*** Source information Section Begins ***

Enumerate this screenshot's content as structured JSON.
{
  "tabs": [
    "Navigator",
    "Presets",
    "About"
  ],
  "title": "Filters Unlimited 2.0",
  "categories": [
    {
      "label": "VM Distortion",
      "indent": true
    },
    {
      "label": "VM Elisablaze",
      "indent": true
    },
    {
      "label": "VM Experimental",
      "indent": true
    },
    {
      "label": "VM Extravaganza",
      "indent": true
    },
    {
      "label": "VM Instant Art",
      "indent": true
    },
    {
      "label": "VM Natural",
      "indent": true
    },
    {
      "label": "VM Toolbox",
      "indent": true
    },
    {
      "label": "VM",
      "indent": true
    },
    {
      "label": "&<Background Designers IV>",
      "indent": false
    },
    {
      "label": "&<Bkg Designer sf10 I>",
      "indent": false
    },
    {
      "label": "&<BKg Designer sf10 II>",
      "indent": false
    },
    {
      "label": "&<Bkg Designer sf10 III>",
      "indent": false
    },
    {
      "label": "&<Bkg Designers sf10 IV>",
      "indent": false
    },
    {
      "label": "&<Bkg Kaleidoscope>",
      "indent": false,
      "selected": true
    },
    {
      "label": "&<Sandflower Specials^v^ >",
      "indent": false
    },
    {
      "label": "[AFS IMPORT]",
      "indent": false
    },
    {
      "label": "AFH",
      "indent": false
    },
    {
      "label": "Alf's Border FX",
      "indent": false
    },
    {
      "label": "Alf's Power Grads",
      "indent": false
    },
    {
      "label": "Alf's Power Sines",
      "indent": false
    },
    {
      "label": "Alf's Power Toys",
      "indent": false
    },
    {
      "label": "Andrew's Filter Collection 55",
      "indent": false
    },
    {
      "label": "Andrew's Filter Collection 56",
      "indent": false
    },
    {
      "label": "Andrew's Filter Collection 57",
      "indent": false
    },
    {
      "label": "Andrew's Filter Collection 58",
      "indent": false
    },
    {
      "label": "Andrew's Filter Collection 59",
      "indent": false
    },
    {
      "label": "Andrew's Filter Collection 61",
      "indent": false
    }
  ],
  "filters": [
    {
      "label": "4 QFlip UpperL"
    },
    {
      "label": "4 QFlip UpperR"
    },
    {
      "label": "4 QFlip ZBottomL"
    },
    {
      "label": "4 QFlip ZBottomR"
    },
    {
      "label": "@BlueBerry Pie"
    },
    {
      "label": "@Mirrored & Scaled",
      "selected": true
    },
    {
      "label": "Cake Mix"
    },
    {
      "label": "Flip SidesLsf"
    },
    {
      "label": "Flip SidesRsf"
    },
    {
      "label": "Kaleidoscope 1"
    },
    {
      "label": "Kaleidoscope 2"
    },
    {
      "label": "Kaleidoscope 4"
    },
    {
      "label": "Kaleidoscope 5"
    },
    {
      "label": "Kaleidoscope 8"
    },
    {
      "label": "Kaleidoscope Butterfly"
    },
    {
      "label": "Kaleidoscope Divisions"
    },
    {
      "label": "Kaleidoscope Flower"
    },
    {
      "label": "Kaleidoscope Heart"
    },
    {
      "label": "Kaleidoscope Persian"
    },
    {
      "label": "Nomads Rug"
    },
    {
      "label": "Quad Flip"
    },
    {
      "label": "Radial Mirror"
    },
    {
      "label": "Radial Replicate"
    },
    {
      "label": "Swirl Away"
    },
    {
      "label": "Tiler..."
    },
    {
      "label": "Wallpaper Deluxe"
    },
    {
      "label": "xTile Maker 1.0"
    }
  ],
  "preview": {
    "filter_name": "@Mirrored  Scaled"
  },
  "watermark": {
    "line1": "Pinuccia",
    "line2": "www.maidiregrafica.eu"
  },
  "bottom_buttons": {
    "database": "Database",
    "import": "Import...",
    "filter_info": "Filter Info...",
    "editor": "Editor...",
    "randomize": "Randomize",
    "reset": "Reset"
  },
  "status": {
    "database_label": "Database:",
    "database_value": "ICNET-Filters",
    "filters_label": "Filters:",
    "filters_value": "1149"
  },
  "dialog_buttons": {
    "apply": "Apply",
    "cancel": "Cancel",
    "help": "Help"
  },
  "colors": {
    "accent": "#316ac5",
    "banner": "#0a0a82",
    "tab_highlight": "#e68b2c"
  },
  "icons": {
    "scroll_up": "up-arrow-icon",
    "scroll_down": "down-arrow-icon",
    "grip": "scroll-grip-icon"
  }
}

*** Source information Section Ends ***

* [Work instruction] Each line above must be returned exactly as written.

* [Answer for the task]
Enumerate this screenshot's content as structured JSON.
{
  "tabs": [
    "Navigator",
    "Presets",
    "About"
  ],
  "title": "Filters Unlimited 2.0",
  "categories": [
    {
      "label": "VM Distortion",
      "indent": true
    },
    {
      "label": "VM Elisablaze",
      "indent": true
    },
    {
      "label": "VM Experimental",
      "indent": true
    },
    {
      "label": "VM Extravaganza",
      "indent": true
    },
    {
      "label": "VM Instant Art",
      "indent": true
    },
    {
      "label": "VM Natural",
      "indent": true
    },
    {
      "label": "VM Toolbox",
      "indent": true
    },
    {
      "label": "VM",
      "indent": true
    },
    {
      "label": "&<Background Designers IV>",
      "indent": false
    },
    {
      "label": "&<Bkg Designer sf10 I>",
      "indent": false
    },
    {
      "label": "&<BKg Designer sf10 II>",
      "indent": false
    },
    {
      "label": "&<Bkg Designer sf10 III>",
      "indent": false
    },
    {
      "label": "&<Bkg Designers sf10 IV>",
      "indent": false
    },
    {
      "label": "&<Bkg Kaleidoscope>",
      "indent": false,
      "selected": true
    },
    {
      "label": "&<Sandflower Specials^v^ >",
      "indent": false
    },
    {
      "label": "[AFS IMPORT]",
      "indent": false
    },
    {
      "label": "AFH",
      "indent": false
    },
    {
      "label": "Alf's Border FX",
      "indent": false
    },
    {
      "label": "Alf's Power Grads",
      "indent": false
    },
    {
      "label": "Alf's Power Sines",
      "indent": false
    },
    {
      "label": "Alf's Power Toys",
      "indent": false
    },
    {
      "label": "Andrew's Filter Collection 55",
      "indent": false
    },
    {
      "label": "Andrew's Filter Collection 56",
      "indent": false
    },
    {
      "label": "Andrew's Filter Collection 57",
      "indent": false
    },
    {
      "label": "Andrew's Filter Collection 58",
      "indent": false
    },
    {
      "label": "Andrew's Filter Collection 59",
      "indent": false
    },
    {
      "label": "Andrew's Filter Collection 61",
      "indent": false
    }
  ],
  "filters": [
    {
      "label": "4 QFlip UpperL"
    },
    {
      "label": "4 QFlip UpperR"
    },
    {
      "label": "4 QFlip ZBottomL"
    },
    {
      "label": "4 QFlip ZBottomR"
    },
    {
      "label": "@BlueBerry Pie"
    },
    {
      "label": "@Mirrored & Scaled",
      "selected": true
    },
    {
      "label": "Cake Mix"
    },
    {
      "label": "Flip SidesLsf"
    },
    {
      "label": "Flip SidesRsf"
    },
    {
      "label": "Kaleidoscope 1"
    },
    {
      "label": "Kaleidoscope 2"
    },
    {
      "label": "Kaleidoscope 4"
    },
    {
      "label": "Kaleidoscope 5"
    },
    {
      "label": "Kaleidoscope 8"
    },
    {
      "label": "Kaleidoscope Butterfly"
    },
    {
      "label": "Kaleidoscope Divisions"
    },
    {
      "label": "Kaleidoscope Flower"
    },
    {
      "label": "Kaleidoscope Heart"
    },
    {
      "label": "Kaleidoscope Persian"
    },
    {
      "label": "Nomads Rug"
    },
    {
      "label": "Quad Flip"
    },
    {
      "label": "Radial Mirror"
    },
    {
      "label": "Radial Replicate"
    },
    {
      "label": "Swirl Away"
    },
    {
      "label": "Tiler..."
    },
    {
      "label": "Wallpaper Deluxe"
    },
    {
      "label": "xTile Maker 1.0"
    }
  ],
  "preview": {
    "filter_name": "@Mirrored  Scaled"
  },
  "watermark": {
    "line1": "Pinuccia",
    "line2": "www.maidiregrafica.eu"
  },
  "bottom_buttons": {
    "database": "Database",
    "import": "Import...",
    "filter_info": "Filter Info...",
    "editor": "Editor...",
    "randomize": "Randomize",
    "reset": "Reset"
  },
  "status": {
    "database_label": "Database:",
    "database_value": "ICNET-Filters",
    "filters_label": "Filters:",
    "filters_value": "1149"
  },
  "dialog_buttons": {
    "apply": "Apply",
    "cancel": "Cancel",
    "help": "Help"
  },
  "colors": {
    "accent": "#316ac5",
    "banner": "#0a0a82",
    "tab_highlight": "#e68b2c"
  },
  "icons": {
    "scroll_up": "up-arrow-icon",
    "scroll_down": "down-arrow-icon",
    "grip": "scroll-grip-icon"
  }
}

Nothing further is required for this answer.